The first week of training camp is too early to tell most things. There were some things that stood out, though, and these seemed to be worth watching:
1. Friday was only Day 2, but second-round draft pick Derek Wolfe was turning some heads with his intensity and focus. He’s been running with the second unit as the RDE, but given the talent in front of him, I would have been shocked if they started him any higher. He’s going to have to put on some muscle weight to make it into the interior on the first two downs, but he was placed with the first team nickel unit in Friday’s work. That’s a place that he might get some reps this season - it suits his quickness and technique.
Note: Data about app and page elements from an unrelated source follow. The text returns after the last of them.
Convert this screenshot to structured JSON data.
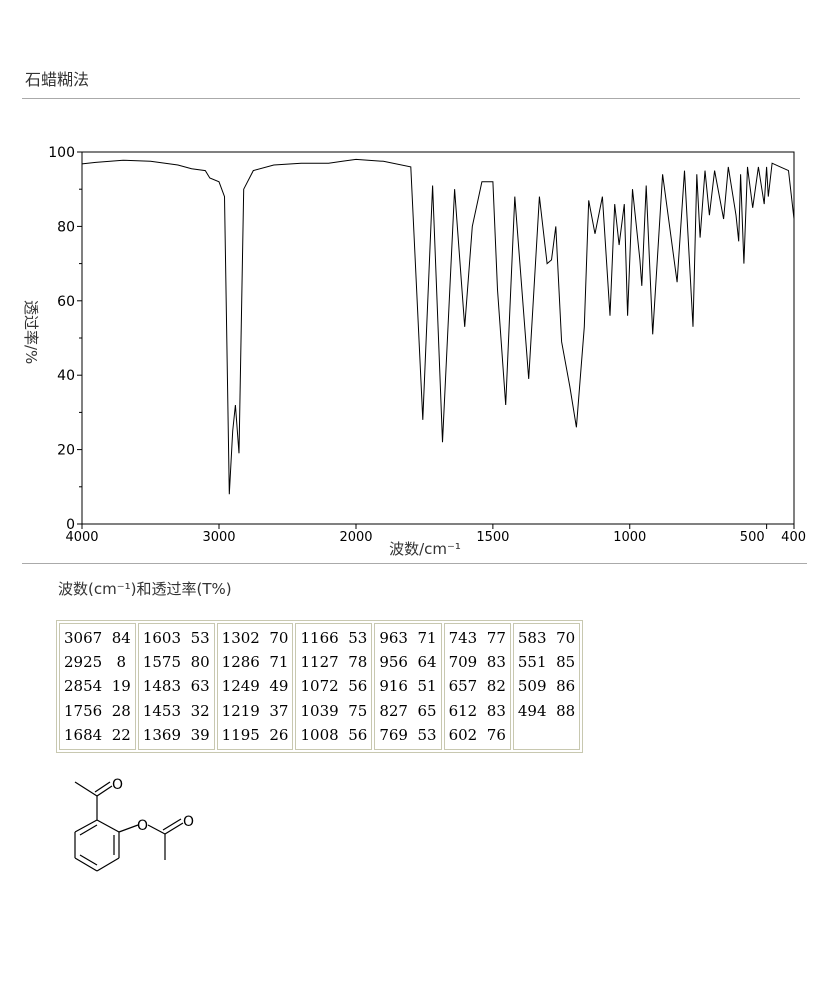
{
  "method": "石蜡糊法",
  "table_title": "波数(cm⁻¹)和透过率(T%)",
  "peak_table": [
    [
      [
        "3067",
        "84"
      ],
      [
        "2925",
        "8"
      ],
      [
        "2854",
        "19"
      ],
      [
        "1756",
        "28"
      ],
      [
        "1684",
        "22"
      ]
    ],
    [
      [
        "1603",
        "53"
      ],
      [
        "1575",
        "80"
      ],
      [
        "1483",
        "63"
      ],
      [
        "1453",
        "32"
      ],
      [
        "1369",
        "39"
      ]
    ],
    [
      [
        "1302",
        "70"
      ],
      [
        "1286",
        "71"
      ],
      [
        "1249",
        "49"
      ],
      [
        "1219",
        "37"
      ],
      [
        "1195",
        "26"
      ]
    ],
    [
      [
        "1166",
        "53"
      ],
      [
        "1127",
        "78"
      ],
      [
        "1072",
        "56"
      ],
      [
        "1039",
        "75"
      ],
      [
        "1008",
        "56"
      ]
    ],
    [
      [
        "963",
        "71"
      ],
      [
        "956",
        "64"
      ],
      [
        "916",
        "51"
      ],
      [
        "827",
        "65"
      ],
      [
        "769",
        "53"
      ]
    ],
    [
      [
        "743",
        "77"
      ],
      [
        "709",
        "83"
      ],
      [
        "657",
        "82"
      ],
      [
        "612",
        "83"
      ],
      [
        "602",
        "76"
      ]
    ],
    [
      [
        "583",
        "70"
      ],
      [
        "551",
        "85"
      ],
      [
        "509",
        "86"
      ],
      [
        "494",
        "88"
      ]
    ]
  ],
  "chart_data": {
    "type": "line",
    "xlabel": "波数/cm⁻¹",
    "ylabel": "透过率/%",
    "xlim": [
      4000,
      400
    ],
    "ylim": [
      0,
      100
    ],
    "x_ticks": [
      "4000",
      "3000",
      "2000",
      "1500",
      "1000",
      "500",
      "400"
    ],
    "y_ticks": [
      "0",
      "20",
      "40",
      "60",
      "80",
      "100"
    ],
    "x_axis_segments": [
      {
        "from": 4000,
        "to": 2000
      },
      {
        "from": 2000,
        "to": 400
      }
    ],
    "baseline": [
      [
        4000,
        96.8
      ],
      [
        3900,
        97.2
      ],
      [
        3700,
        97.8
      ],
      [
        3500,
        97.5
      ],
      [
        3300,
        96.5
      ],
      [
        3200,
        95.5
      ],
      [
        3100,
        95
      ],
      [
        3067,
        93
      ],
      [
        3000,
        92
      ],
      [
        2960,
        88
      ],
      [
        2925,
        8
      ],
      [
        2900,
        25
      ],
      [
        2880,
        32
      ],
      [
        2854,
        19
      ],
      [
        2820,
        90
      ],
      [
        2750,
        95
      ],
      [
        2600,
        96.5
      ],
      [
        2400,
        97
      ],
      [
        2200,
        97
      ],
      [
        2100,
        97.5
      ],
      [
        2000,
        98
      ],
      [
        1900,
        97.5
      ],
      [
        1800,
        96
      ],
      [
        1756,
        28
      ],
      [
        1720,
        91
      ],
      [
        1684,
        22
      ],
      [
        1640,
        90
      ],
      [
        1603,
        53
      ],
      [
        1575,
        80
      ],
      [
        1540,
        92
      ],
      [
        1500,
        92
      ],
      [
        1483,
        63
      ],
      [
        1453,
        32
      ],
      [
        1420,
        88
      ],
      [
        1369,
        39
      ],
      [
        1330,
        88
      ],
      [
        1302,
        70
      ],
      [
        1286,
        71
      ],
      [
        1270,
        80
      ],
      [
        1249,
        49
      ],
      [
        1219,
        37
      ],
      [
        1195,
        26
      ],
      [
        1166,
        53
      ],
      [
        1150,
        87
      ],
      [
        1127,
        78
      ],
      [
        1100,
        88
      ],
      [
        1072,
        56
      ],
      [
        1055,
        86
      ],
      [
        1039,
        75
      ],
      [
        1020,
        86
      ],
      [
        1008,
        56
      ],
      [
        990,
        90
      ],
      [
        963,
        71
      ],
      [
        956,
        64
      ],
      [
        940,
        91
      ],
      [
        916,
        51
      ],
      [
        880,
        94
      ],
      [
        827,
        65
      ],
      [
        800,
        95
      ],
      [
        769,
        53
      ],
      [
        755,
        94
      ],
      [
        743,
        77
      ],
      [
        725,
        95
      ],
      [
        709,
        83
      ],
      [
        690,
        95
      ],
      [
        657,
        82
      ],
      [
        640,
        96
      ],
      [
        612,
        83
      ],
      [
        602,
        76
      ],
      [
        595,
        94
      ],
      [
        583,
        70
      ],
      [
        570,
        96
      ],
      [
        551,
        85
      ],
      [
        530,
        96
      ],
      [
        509,
        86
      ],
      [
        500,
        96
      ],
      [
        494,
        88
      ],
      [
        480,
        97
      ],
      [
        450,
        96
      ],
      [
        420,
        95
      ],
      [
        400,
        82
      ]
    ]
  },
  "molecule": {
    "name": "2-acetylphenyl acetate",
    "atom_labels": [
      "O",
      "O",
      "O"
    ]
  }
}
I’ve been following Derek as much as possible and he’s made it clear that unlike a lot of defensive linemen just out of college, he understands that what he’s doing is technique intensive, technique dependent. That’s going to serve him well. He also seems to have a heck of an attitude - prepared, hard working, and totally committed. This is not a guy I’d worry about off the field - he’s busy. He’s working out, studying the playbook, or studying film. When guys in the offseason tweet about commitment on Saturday night, or talk about how they were just getting back from working out, it’s a good sign.
Brandon Stokley practiced after missing Thursday's action with the flu, and Chris Kuper performed position drills. Quinton Carter suffered a hamstring injury, and Justin Bannan remains sidelined with a calf injury. Champ Bailey and Julius Thomas sat out team drills, while Knowshon Moreno caught passes in seven-on-seven drills. The coaches apparently wanted to save Champ the punishment of practicing on artificial turf.
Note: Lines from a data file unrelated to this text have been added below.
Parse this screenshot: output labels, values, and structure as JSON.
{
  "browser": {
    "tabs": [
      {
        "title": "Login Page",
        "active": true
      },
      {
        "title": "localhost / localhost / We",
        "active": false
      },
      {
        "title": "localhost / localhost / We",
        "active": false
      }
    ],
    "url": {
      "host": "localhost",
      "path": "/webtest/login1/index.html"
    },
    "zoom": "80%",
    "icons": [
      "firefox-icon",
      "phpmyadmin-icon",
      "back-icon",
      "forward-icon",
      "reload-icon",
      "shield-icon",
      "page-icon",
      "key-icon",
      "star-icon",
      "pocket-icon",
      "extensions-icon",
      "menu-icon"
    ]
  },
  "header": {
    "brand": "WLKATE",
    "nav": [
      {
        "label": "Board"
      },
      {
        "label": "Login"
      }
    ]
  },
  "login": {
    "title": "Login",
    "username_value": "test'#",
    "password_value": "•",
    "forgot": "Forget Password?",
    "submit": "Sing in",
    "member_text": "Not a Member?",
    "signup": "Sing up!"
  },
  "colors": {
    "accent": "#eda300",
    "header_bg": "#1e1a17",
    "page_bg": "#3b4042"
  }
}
Mike Adams surprisingly joined Andre Caldwell, Matt Willis, Ronnie Hillman, and Omar Bolden in returning kickoffs. During his eight NFL seasons, Adams has returned only two kicks, both last season.
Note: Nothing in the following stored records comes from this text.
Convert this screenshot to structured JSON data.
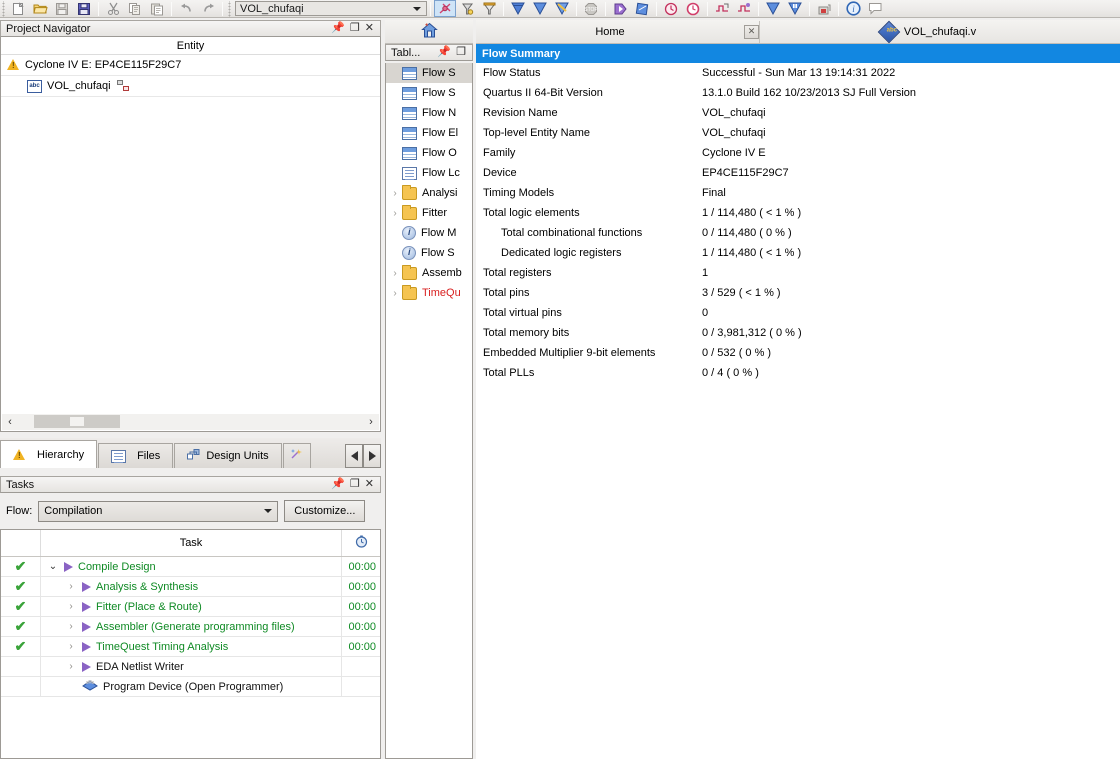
{
  "toolbar": {
    "project_combo_value": "VOL_chufaqi",
    "icons": [
      "new-file-icon",
      "open-folder-icon",
      "save-icon",
      "save-all-icon",
      "cut-icon",
      "copy-icon",
      "paste-icon",
      "undo-icon",
      "redo-icon"
    ],
    "right_icons": [
      "compilation-tool-icon",
      "pin-planner-icon",
      "settings-icon",
      "assignment-editor-icon",
      "start-compilation-icon",
      "start-analysis-icon",
      "start-fitter-icon",
      "stop-icon",
      "start-simulation-icon",
      "rtl-viewer-icon",
      "timing-analyzer-icon",
      "clock-icon",
      "signaltap-icon",
      "signal-probe-icon",
      "download-icon",
      "download-alt-icon",
      "programmer-icon",
      "help-icon",
      "comment-icon"
    ]
  },
  "project_navigator": {
    "title": "Project Navigator",
    "window_buttons": [
      "pin-icon",
      "restore-icon",
      "close-icon"
    ],
    "column_header": "Entity",
    "rows": [
      {
        "icon": "warning-triangle-icon",
        "label": "Cyclone IV E: EP4CE115F29C7",
        "indent": 0
      },
      {
        "icon": "verilog-file-icon",
        "label": "VOL_chufaqi",
        "indent": 1,
        "trailing_icon": "hierarchy-icon"
      }
    ],
    "tabs": [
      {
        "label": "Hierarchy",
        "icon": "warning-triangle-icon",
        "selected": true
      },
      {
        "label": "Files",
        "icon": "file-icon",
        "selected": false
      },
      {
        "label": "Design Units",
        "icon": "design-units-icon",
        "selected": false
      },
      {
        "label": "",
        "icon": "ip-components-icon",
        "selected": false
      }
    ],
    "nav_prev_icon": "chevron-left-icon",
    "nav_next_icon": "chevron-right-icon"
  },
  "tasks": {
    "title": "Tasks",
    "window_buttons": [
      "pin-icon",
      "restore-icon",
      "close-icon"
    ],
    "flow_label": "Flow:",
    "flow_value": "Compilation",
    "customize_label": "Customize...",
    "columns": {
      "task": "Task",
      "time": "clock-icon"
    },
    "rows": [
      {
        "status": "check",
        "expander": "down",
        "icon": "play-icon",
        "label": "Compile Design",
        "time": "00:00",
        "indent": 0,
        "green": true
      },
      {
        "status": "check",
        "expander": "right",
        "icon": "play-icon",
        "label": "Analysis & Synthesis",
        "time": "00:00",
        "indent": 1,
        "green": true
      },
      {
        "status": "check",
        "expander": "right",
        "icon": "play-icon",
        "label": "Fitter (Place & Route)",
        "time": "00:00",
        "indent": 1,
        "green": true
      },
      {
        "status": "check",
        "expander": "right",
        "icon": "play-icon",
        "label": "Assembler (Generate programming files)",
        "time": "00:00",
        "indent": 1,
        "green": true
      },
      {
        "status": "check",
        "expander": "right",
        "icon": "play-icon",
        "label": "TimeQuest Timing Analysis",
        "time": "00:00",
        "indent": 1,
        "green": true
      },
      {
        "status": "",
        "expander": "right",
        "icon": "play-icon",
        "label": "EDA Netlist Writer",
        "time": "",
        "indent": 1,
        "green": false
      },
      {
        "status": "",
        "expander": "none",
        "icon": "programmer-icon",
        "label": "Program Device (Open Programmer)",
        "time": "",
        "indent": 1,
        "green": false
      }
    ]
  },
  "table_of_contents": {
    "title": "Tabl...",
    "window_buttons": [
      "pin-icon",
      "restore-icon"
    ],
    "rows": [
      {
        "label": "Flow S",
        "icon": "report-table-icon",
        "expander": false,
        "selected": true,
        "red": false
      },
      {
        "label": "Flow S",
        "icon": "report-table-icon",
        "expander": false,
        "selected": false,
        "red": false
      },
      {
        "label": "Flow N",
        "icon": "report-table-icon",
        "expander": false,
        "selected": false,
        "red": false
      },
      {
        "label": "Flow El",
        "icon": "report-table-icon",
        "expander": false,
        "selected": false,
        "red": false
      },
      {
        "label": "Flow O",
        "icon": "report-table-icon",
        "expander": false,
        "selected": false,
        "red": false
      },
      {
        "label": "Flow Lc",
        "icon": "report-log-icon",
        "expander": false,
        "selected": false,
        "red": false
      },
      {
        "label": "Analysi",
        "icon": "folder-icon",
        "expander": true,
        "selected": false,
        "red": false
      },
      {
        "label": "Fitter",
        "icon": "folder-icon",
        "expander": true,
        "selected": false,
        "red": false
      },
      {
        "label": "Flow M",
        "icon": "info-icon",
        "expander": false,
        "selected": false,
        "red": false
      },
      {
        "label": "Flow S",
        "icon": "info-icon",
        "expander": false,
        "selected": false,
        "red": false
      },
      {
        "label": "Assemb",
        "icon": "folder-icon",
        "expander": true,
        "selected": false,
        "red": false
      },
      {
        "label": "TimeQu",
        "icon": "folder-icon",
        "expander": true,
        "selected": false,
        "red": true
      }
    ]
  },
  "document_area": {
    "tabs": [
      {
        "label": "Home",
        "icon": "home-icon",
        "closable": true,
        "selected": false
      },
      {
        "label": "VOL_chufaqi.v",
        "icon": "verilog-diamond-icon",
        "closable": false,
        "selected": true
      }
    ],
    "report_title": "Flow Summary",
    "summary_rows": [
      {
        "key": "Flow Status",
        "value": "Successful - Sun Mar 13 19:14:31 2022",
        "sub": false
      },
      {
        "key": "Quartus II 64-Bit Version",
        "value": "13.1.0 Build 162 10/23/2013 SJ Full Version",
        "sub": false
      },
      {
        "key": "Revision Name",
        "value": "VOL_chufaqi",
        "sub": false
      },
      {
        "key": "Top-level Entity Name",
        "value": "VOL_chufaqi",
        "sub": false
      },
      {
        "key": "Family",
        "value": "Cyclone IV E",
        "sub": false
      },
      {
        "key": "Device",
        "value": "EP4CE115F29C7",
        "sub": false
      },
      {
        "key": "Timing Models",
        "value": "Final",
        "sub": false
      },
      {
        "key": "Total logic elements",
        "value": "1 / 114,480 ( < 1 % )",
        "sub": false
      },
      {
        "key": "Total combinational functions",
        "value": "0 / 114,480 ( 0 % )",
        "sub": true
      },
      {
        "key": "Dedicated logic registers",
        "value": "1 / 114,480 ( < 1 % )",
        "sub": true
      },
      {
        "key": "Total registers",
        "value": "1",
        "sub": false
      },
      {
        "key": "Total pins",
        "value": "3 / 529 ( < 1 % )",
        "sub": false
      },
      {
        "key": "Total virtual pins",
        "value": "0",
        "sub": false
      },
      {
        "key": "Total memory bits",
        "value": "0 / 3,981,312 ( 0 % )",
        "sub": false
      },
      {
        "key": "Embedded Multiplier 9-bit elements",
        "value": "0 / 532 ( 0 % )",
        "sub": false
      },
      {
        "key": "Total PLLs",
        "value": "0 / 4 ( 0 % )",
        "sub": false
      }
    ]
  },
  "colors": {
    "report_header_bg": "#1287e1",
    "task_green": "#0f8a24",
    "toc_red": "#d81f1f",
    "panel_bg": "#f0efee"
  }
}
Sometimes you wake up and you go through the motions; other times, you feel a Limerick coming on.
Unrein on the line is unreal,
and larger this year--sex appeal.
he brings it each day,
from practice squad to tungsten steel.
Let it breathe. Then try your own in the comment section. The worst thing that can happen is laughter.
Stuart Zaas of the official site slipped an interesting little nugget into his summary of yesterday afternoon's walkthrough practice:
After he was done taking first-team reps, Manning worked with [Chris] Kuper on snapping the ball.
Does this mean anything? Probably not. Manning is a noted workaholic. Give him five minutes and he'll burn off the time with yet another drill.
We're not reading much into this. Still, for those about to speculate, we
salute poll(ute) you.
(H/t: Kaleb Harvey, for the heads up.)
Happy Friday, Broncos fans! In accordance with the new CBA's ban on full-contact two-a-days, the Broncos held a private walkthrough yesterday evening to complete the first day of training camp. RG Chris Kuper, who had not worked with the starters during morning practice, was back with them for the evening.
As for that morning session (BTV, photos), the departure of undrafted rookie Eric Page, who was waived due to a knee injury, left Eric Decker, Syd'Quan Thompson, Tracy Porter, and Drayton Florence to field punts. C.J. Davis was the backup center, meaning rookie Philip Blake isn't just competing with starter J.D. Walton for the spot, if he is at all.